[[ Given records open ]]
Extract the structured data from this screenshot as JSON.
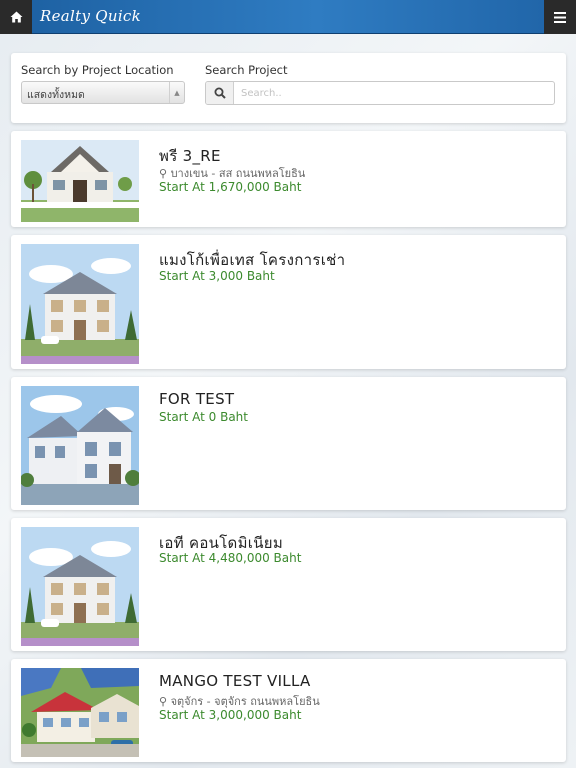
{
  "header": {
    "title": "Realty Quick",
    "home_icon": "home-icon",
    "menu_icon": "menu-icon",
    "bar_color": "#2f7cc2"
  },
  "search": {
    "location_label": "Search by Project Location",
    "location_selected": "แสดงทั้งหมด",
    "project_label": "Search Project",
    "project_placeholder": "Search..",
    "project_value": ""
  },
  "projects": [
    {
      "name": "พรี 3_RE",
      "location": "บางเขน - สส ถนนพหลโยธิน",
      "price": "Start At 1,670,000 Baht"
    },
    {
      "name": "แมงโก้เพื่อเทส โครงการเช่า",
      "location": "",
      "price": "Start At 3,000 Baht"
    },
    {
      "name": "FOR TEST",
      "location": "",
      "price": "Start At 0 Baht"
    },
    {
      "name": "เอที คอนโดมิเนียม",
      "location": "",
      "price": "Start At 4,480,000 Baht"
    },
    {
      "name": "MANGO TEST VILLA",
      "location": "จตุจักร - จตุจักร ถนนพหลโยธิน",
      "price": "Start At 3,000,000 Baht"
    }
  ],
  "colors": {
    "price": "#3c8a2e",
    "accent": "#2f7cc2"
  }
}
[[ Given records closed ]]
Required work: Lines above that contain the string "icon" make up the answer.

Exercise response:
    "home_icon": "home-icon",
    "menu_icon": "menu-icon",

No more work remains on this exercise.